Lhermitte sign is a sensory phenomenon that occurs during flexion of the neck. 5–7Clinically, it is characterized as an electric shock–like or tingling sensation that originates in the neck or upper thorax and radiates down the spine into the extremities. 5–7Although this sign is not pathognomonic for a particular disease, it has been reported to occur in patients diagnosed with multiple sclerosis, cervical spondylotic myelopathy, neck trauma, spinal cord tumor, Chiari malformation, pseudotumor cerebri, systemic lupus erythematosus, herpes zoster, and vitamin B12 deficiency. 5–7It also has been observed following cervical radiation or cisplatin chemotherapy. 5,6However, Lhermitte sign has not been previously described following dural puncture.
Although the etiology of Lhermitte sign has yet to be fully elucidated, its pathogenesis is thought to be related to injury (e.g. , compression, distortion, inflammation, radiation, or metabolic or toxic aberrations) of the cervical dorsal columns. 5–7After injury, the damaged dorsal column axons or cell bodies have increased mechanosensitivity, producing ectopic action potential impulses that occur with greatest frequency during cervical flexion (i.e. , a maneuver that can alter spinal cord length by 1 to 2 cm). 5,6
We suspect that accidental dural puncture during labor epidural placement (compounded by intentional dural puncture during diagnostic work-up and epidural blood patch) was responsible for our patient's signs and symptoms. That is, the dural rent allowed a sufficient volume of cerebrospinal fluid to escape into the subdural and epidural spaces, resulting in anterior displacement of the spinal cord and compression of the dorsal columns (figs. 1 and 2). In support of our hypothesis, resolution of the patient's clinical findings coincided with resorption of the fluid collections (as demonstrated on repeat MR image;fig. 3).
Neurologic complications associated with PDPH occur and may require neurologic consultation to elucidate the etiology, to facilitate treatment, and to anticipate the patient's prognosis. Our patient's neurologic findings invoked trepidation of a catastrophic neurologic event. However, with conservative management, she recovered completely without adverse sequelae.

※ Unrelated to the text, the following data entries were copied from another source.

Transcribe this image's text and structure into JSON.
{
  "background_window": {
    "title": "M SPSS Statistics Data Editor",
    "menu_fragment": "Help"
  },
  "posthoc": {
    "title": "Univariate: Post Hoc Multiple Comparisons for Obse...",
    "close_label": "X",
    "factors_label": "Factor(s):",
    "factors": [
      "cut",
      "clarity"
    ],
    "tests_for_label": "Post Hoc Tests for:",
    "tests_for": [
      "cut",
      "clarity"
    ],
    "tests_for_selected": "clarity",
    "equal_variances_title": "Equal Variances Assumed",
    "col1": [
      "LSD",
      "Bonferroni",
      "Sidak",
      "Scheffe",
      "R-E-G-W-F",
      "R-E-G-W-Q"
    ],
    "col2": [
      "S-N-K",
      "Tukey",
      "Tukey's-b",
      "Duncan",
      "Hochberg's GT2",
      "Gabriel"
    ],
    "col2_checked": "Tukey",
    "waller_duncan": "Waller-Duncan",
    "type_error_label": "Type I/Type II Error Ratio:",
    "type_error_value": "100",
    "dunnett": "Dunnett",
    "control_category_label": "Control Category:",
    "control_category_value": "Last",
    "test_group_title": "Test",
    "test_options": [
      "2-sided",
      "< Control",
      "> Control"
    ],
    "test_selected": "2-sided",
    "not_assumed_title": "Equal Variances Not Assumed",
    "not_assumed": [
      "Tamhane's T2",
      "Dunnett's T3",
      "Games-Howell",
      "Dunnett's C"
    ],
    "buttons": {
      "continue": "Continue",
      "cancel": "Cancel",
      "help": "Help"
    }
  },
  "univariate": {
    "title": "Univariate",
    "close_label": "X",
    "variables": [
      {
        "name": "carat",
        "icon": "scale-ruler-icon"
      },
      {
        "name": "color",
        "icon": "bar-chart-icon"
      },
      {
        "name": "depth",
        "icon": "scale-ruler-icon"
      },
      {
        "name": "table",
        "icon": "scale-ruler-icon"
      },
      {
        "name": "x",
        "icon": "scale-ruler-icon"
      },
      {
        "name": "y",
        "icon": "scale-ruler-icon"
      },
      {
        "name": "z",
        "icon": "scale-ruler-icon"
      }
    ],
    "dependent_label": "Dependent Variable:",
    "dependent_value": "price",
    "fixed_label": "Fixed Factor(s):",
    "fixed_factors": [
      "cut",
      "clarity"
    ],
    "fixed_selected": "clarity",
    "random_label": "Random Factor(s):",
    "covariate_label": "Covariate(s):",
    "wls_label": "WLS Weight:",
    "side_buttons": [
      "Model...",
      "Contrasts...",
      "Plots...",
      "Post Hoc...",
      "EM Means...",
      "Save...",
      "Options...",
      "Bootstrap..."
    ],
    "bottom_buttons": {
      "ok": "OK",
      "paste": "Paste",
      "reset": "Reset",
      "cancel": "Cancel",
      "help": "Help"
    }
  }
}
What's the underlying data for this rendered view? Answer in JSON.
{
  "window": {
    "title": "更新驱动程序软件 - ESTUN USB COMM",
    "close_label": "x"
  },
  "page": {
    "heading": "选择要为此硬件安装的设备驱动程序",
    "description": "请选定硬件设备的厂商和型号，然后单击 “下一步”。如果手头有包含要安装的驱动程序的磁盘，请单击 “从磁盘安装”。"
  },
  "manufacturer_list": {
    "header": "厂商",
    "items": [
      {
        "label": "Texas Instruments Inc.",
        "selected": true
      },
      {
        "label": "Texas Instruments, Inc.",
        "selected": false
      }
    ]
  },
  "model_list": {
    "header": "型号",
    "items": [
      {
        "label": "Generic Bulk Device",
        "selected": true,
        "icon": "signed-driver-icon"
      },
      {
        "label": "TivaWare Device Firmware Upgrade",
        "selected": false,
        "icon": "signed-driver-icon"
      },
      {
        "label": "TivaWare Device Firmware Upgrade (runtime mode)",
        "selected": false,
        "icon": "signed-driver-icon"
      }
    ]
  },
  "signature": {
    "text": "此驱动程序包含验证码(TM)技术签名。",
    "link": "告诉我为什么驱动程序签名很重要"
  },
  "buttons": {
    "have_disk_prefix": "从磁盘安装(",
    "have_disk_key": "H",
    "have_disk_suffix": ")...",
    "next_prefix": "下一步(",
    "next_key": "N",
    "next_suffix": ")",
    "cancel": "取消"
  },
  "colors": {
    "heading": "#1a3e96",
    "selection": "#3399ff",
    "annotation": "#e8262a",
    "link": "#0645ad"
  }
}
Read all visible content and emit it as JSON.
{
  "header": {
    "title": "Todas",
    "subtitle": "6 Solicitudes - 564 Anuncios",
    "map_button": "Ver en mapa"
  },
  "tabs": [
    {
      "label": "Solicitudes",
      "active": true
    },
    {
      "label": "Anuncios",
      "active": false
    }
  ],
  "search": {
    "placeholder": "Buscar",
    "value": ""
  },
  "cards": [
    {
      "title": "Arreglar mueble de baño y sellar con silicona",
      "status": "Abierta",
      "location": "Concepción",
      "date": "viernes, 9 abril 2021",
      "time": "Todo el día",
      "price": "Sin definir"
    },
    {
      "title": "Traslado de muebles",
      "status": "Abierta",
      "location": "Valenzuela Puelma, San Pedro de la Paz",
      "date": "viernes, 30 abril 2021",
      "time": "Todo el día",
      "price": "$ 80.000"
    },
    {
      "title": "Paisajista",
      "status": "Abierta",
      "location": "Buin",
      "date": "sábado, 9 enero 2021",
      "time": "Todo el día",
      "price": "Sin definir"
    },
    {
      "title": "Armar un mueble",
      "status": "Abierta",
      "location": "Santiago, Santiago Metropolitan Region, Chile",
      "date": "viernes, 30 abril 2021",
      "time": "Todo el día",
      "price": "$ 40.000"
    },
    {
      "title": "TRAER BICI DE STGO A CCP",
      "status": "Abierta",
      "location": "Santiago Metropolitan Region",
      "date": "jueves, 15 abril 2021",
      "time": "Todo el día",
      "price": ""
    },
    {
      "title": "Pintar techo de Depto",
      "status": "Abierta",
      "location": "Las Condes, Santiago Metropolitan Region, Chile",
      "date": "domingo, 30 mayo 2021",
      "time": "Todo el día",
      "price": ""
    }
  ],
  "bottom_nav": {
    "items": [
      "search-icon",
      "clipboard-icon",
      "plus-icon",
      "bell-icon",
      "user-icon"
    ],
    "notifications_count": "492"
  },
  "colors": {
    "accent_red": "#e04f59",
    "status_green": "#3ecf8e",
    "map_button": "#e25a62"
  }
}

The authors thank Charlotte H. Rydberg, M.D. (Assistant Professor, Department of Radiology, Mayo Clinic and Mayo Foundation, Rochester, Minnesota), and her colleagues for providing their neuroradiologic expertise to interpret the MR images provided in this case report.